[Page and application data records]
⁂

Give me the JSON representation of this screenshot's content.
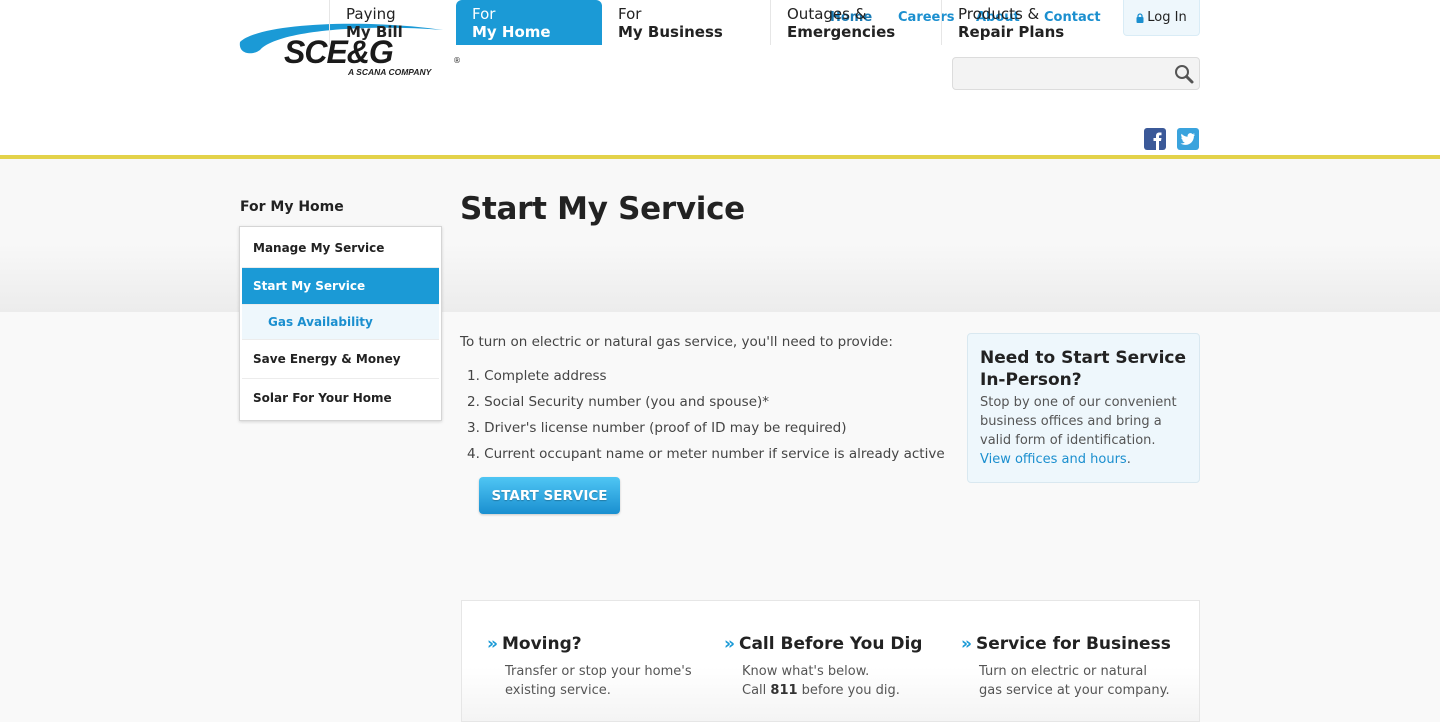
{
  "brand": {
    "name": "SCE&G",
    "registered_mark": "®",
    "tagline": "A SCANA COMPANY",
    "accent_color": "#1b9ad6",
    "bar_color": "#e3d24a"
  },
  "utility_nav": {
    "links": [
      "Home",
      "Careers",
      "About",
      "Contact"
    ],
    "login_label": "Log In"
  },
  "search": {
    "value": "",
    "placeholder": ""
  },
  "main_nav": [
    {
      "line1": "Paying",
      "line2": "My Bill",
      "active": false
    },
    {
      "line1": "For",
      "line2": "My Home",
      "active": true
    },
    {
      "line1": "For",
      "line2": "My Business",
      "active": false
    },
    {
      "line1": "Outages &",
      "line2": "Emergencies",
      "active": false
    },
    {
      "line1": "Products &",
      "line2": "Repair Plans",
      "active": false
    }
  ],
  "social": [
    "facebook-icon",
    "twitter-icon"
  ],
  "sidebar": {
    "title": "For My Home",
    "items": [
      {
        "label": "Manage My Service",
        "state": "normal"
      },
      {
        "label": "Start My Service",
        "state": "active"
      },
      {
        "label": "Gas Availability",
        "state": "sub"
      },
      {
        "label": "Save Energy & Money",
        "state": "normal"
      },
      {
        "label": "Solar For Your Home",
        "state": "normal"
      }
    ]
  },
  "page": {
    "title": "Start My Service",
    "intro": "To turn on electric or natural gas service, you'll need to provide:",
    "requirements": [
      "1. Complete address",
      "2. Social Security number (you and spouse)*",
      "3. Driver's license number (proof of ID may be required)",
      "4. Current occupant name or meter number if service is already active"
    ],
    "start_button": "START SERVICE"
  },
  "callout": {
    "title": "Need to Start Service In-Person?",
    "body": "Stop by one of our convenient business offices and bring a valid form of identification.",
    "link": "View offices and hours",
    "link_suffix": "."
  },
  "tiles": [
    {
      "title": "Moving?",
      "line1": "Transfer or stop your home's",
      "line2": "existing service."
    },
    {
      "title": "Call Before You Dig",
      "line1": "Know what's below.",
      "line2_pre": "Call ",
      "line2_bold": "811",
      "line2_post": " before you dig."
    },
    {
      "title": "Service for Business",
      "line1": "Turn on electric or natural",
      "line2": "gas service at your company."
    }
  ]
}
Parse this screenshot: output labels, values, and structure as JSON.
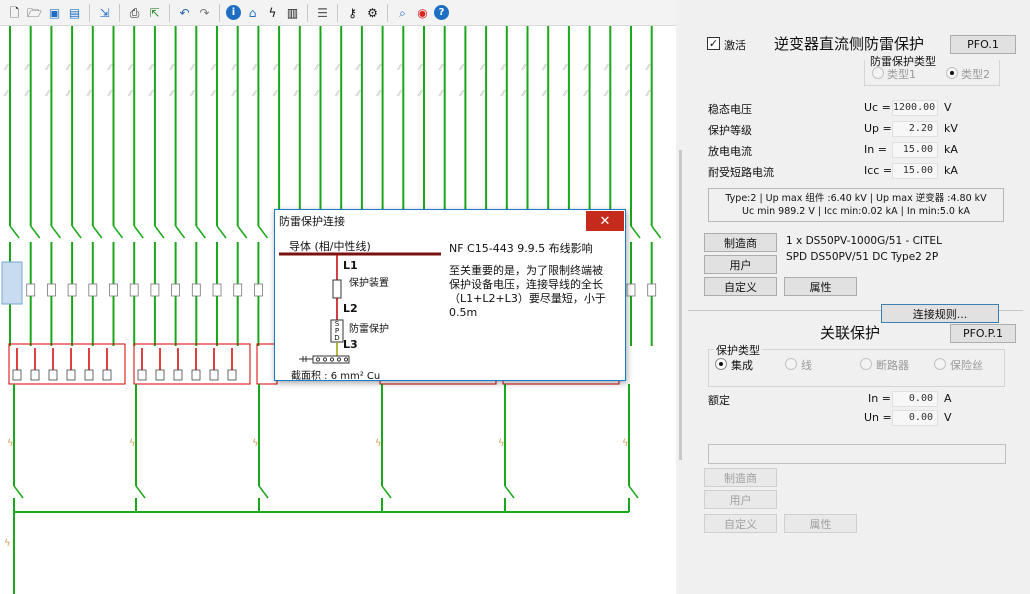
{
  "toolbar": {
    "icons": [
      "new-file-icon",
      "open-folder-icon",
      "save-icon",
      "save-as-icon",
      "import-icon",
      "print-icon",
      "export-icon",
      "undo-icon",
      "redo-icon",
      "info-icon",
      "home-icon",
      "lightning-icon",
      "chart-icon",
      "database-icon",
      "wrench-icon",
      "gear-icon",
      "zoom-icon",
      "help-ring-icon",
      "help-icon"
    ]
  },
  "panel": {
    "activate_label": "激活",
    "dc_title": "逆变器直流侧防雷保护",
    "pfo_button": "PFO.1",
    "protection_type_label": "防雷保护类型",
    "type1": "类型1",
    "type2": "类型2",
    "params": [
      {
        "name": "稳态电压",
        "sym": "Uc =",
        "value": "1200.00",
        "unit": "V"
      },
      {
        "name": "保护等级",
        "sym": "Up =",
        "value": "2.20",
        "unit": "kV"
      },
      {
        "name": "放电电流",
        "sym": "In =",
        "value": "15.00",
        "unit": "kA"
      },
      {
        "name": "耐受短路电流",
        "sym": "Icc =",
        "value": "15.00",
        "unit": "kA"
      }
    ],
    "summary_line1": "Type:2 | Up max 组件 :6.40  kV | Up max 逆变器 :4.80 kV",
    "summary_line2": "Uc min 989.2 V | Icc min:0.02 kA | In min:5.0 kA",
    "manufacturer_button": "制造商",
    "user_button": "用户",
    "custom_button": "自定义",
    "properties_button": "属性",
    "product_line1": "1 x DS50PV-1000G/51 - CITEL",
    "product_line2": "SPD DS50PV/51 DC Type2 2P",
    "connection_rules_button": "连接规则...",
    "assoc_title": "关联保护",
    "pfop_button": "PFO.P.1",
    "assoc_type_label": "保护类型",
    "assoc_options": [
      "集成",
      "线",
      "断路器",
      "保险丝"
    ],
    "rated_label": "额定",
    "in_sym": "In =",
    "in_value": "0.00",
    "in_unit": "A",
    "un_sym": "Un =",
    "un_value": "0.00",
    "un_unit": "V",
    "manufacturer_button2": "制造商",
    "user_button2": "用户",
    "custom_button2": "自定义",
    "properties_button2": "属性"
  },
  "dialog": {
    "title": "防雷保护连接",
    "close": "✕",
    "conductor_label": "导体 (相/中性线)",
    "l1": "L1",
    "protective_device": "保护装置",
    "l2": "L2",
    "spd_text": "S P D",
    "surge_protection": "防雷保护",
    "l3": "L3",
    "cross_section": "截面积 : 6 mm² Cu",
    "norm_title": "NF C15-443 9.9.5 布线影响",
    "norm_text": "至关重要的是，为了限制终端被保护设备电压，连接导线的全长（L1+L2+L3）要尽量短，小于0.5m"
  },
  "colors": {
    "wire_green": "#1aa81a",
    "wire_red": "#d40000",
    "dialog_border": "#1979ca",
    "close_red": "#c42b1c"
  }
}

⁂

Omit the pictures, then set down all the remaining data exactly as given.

Give me the JSON representation of this screenshot's content.
{
  "brand": {
    "name": "SCE&G",
    "registered_mark": "®",
    "tagline": "A SCANA COMPANY",
    "accent_color": "#1b9ad6",
    "bar_color": "#e3d24a"
  },
  "utility_nav": {
    "links": [
      "Home",
      "Careers",
      "About",
      "Contact"
    ],
    "login_label": "Log In"
  },
  "search": {
    "value": "",
    "placeholder": ""
  },
  "main_nav": [
    {
      "line1": "Paying",
      "line2": "My Bill",
      "active": false
    },
    {
      "line1": "For",
      "line2": "My Home",
      "active": true
    },
    {
      "line1": "For",
      "line2": "My Business",
      "active": false
    },
    {
      "line1": "Outages &",
      "line2": "Emergencies",
      "active": false
    },
    {
      "line1": "Products &",
      "line2": "Repair Plans",
      "active": false
    }
  ],
  "social": [
    "facebook-icon",
    "twitter-icon"
  ],
  "sidebar": {
    "title": "For My Home",
    "items": [
      {
        "label": "Manage My Service",
        "state": "normal"
      },
      {
        "label": "Start My Service",
        "state": "active"
      },
      {
        "label": "Gas Availability",
        "state": "sub"
      },
      {
        "label": "Save Energy & Money",
        "state": "normal"
      },
      {
        "label": "Solar For Your Home",
        "state": "normal"
      }
    ]
  },
  "page": {
    "title": "Start My Service",
    "intro": "To turn on electric or natural gas service, you'll need to provide:",
    "requirements": [
      "1. Complete address",
      "2. Social Security number (you and spouse)*",
      "3. Driver's license number (proof of ID may be required)",
      "4. Current occupant name or meter number if service is already active"
    ],
    "start_button": "START SERVICE"
  },
  "callout": {
    "title": "Need to Start Service In-Person?",
    "body": "Stop by one of our convenient business offices and bring a valid form of identification.",
    "link": "View offices and hours",
    "link_suffix": "."
  },
  "tiles": [
    {
      "title": "Moving?",
      "line1": "Transfer or stop your home's",
      "line2": "existing service."
    },
    {
      "title": "Call Before You Dig",
      "line1": "Know what's below.",
      "line2_pre": "Call ",
      "line2_bold": "811",
      "line2_post": " before you dig."
    },
    {
      "title": "Service for Business",
      "line1": "Turn on electric or natural",
      "line2": "gas service at your company."
    }
  ]
}
Parse this screenshot: output labels, values, and structure as JSON.
{
  "toolbar": {
    "icons": [
      "new-file-icon",
      "open-folder-icon",
      "save-icon",
      "save-as-icon",
      "import-icon",
      "print-icon",
      "export-icon",
      "undo-icon",
      "redo-icon",
      "info-icon",
      "home-icon",
      "lightning-icon",
      "chart-icon",
      "database-icon",
      "wrench-icon",
      "gear-icon",
      "zoom-icon",
      "help-ring-icon",
      "help-icon"
    ]
  },
  "panel": {
    "activate_label": "激活",
    "dc_title": "逆变器直流侧防雷保护",
    "pfo_button": "PFO.1",
    "protection_type_label": "防雷保护类型",
    "type1": "类型1",
    "type2": "类型2",
    "params": [
      {
        "name": "稳态电压",
        "sym": "Uc =",
        "value": "1200.00",
        "unit": "V"
      },
      {
        "name": "保护等级",
        "sym": "Up =",
        "value": "2.20",
        "unit": "kV"
      },
      {
        "name": "放电电流",
        "sym": "In =",
        "value": "15.00",
        "unit": "kA"
      },
      {
        "name": "耐受短路电流",
        "sym": "Icc =",
        "value": "15.00",
        "unit": "kA"
      }
    ],
    "summary_line1": "Type:2 | Up max 组件 :6.40  kV | Up max 逆变器 :4.80 kV",
    "summary_line2": "Uc min 989.2 V | Icc min:0.02 kA | In min:5.0 kA",
    "manufacturer_button": "制造商",
    "user_button": "用户",
    "custom_button": "自定义",
    "properties_button": "属性",
    "product_line1": "1 x DS50PV-1000G/51 - CITEL",
    "product_line2": "SPD DS50PV/51 DC Type2 2P",
    "connection_rules_button": "连接规则...",
    "assoc_title": "关联保护",
    "pfop_button": "PFO.P.1",
    "assoc_type_label": "保护类型",
    "assoc_options": [
      "集成",
      "线",
      "断路器",
      "保险丝"
    ],
    "rated_label": "额定",
    "in_sym": "In =",
    "in_value": "0.00",
    "in_unit": "A",
    "un_sym": "Un =",
    "un_value": "0.00",
    "un_unit": "V",
    "manufacturer_button2": "制造商",
    "user_button2": "用户",
    "custom_button2": "自定义",
    "properties_button2": "属性"
  },
  "dialog": {
    "title": "防雷保护连接",
    "close": "✕",
    "conductor_label": "导体 (相/中性线)",
    "l1": "L1",
    "protective_device": "保护装置",
    "l2": "L2",
    "spd_text": "S P D",
    "surge_protection": "防雷保护",
    "l3": "L3",
    "cross_section": "截面积 : 6 mm² Cu",
    "norm_title": "NF C15-443 9.9.5 布线影响",
    "norm_text": "至关重要的是，为了限制终端被保护设备电压，连接导线的全长（L1+L2+L3）要尽量短，小于0.5m"
  },
  "colors": {
    "wire_green": "#1aa81a",
    "wire_red": "#d40000",
    "dialog_border": "#1979ca",
    "close_red": "#c42b1c"
  }
}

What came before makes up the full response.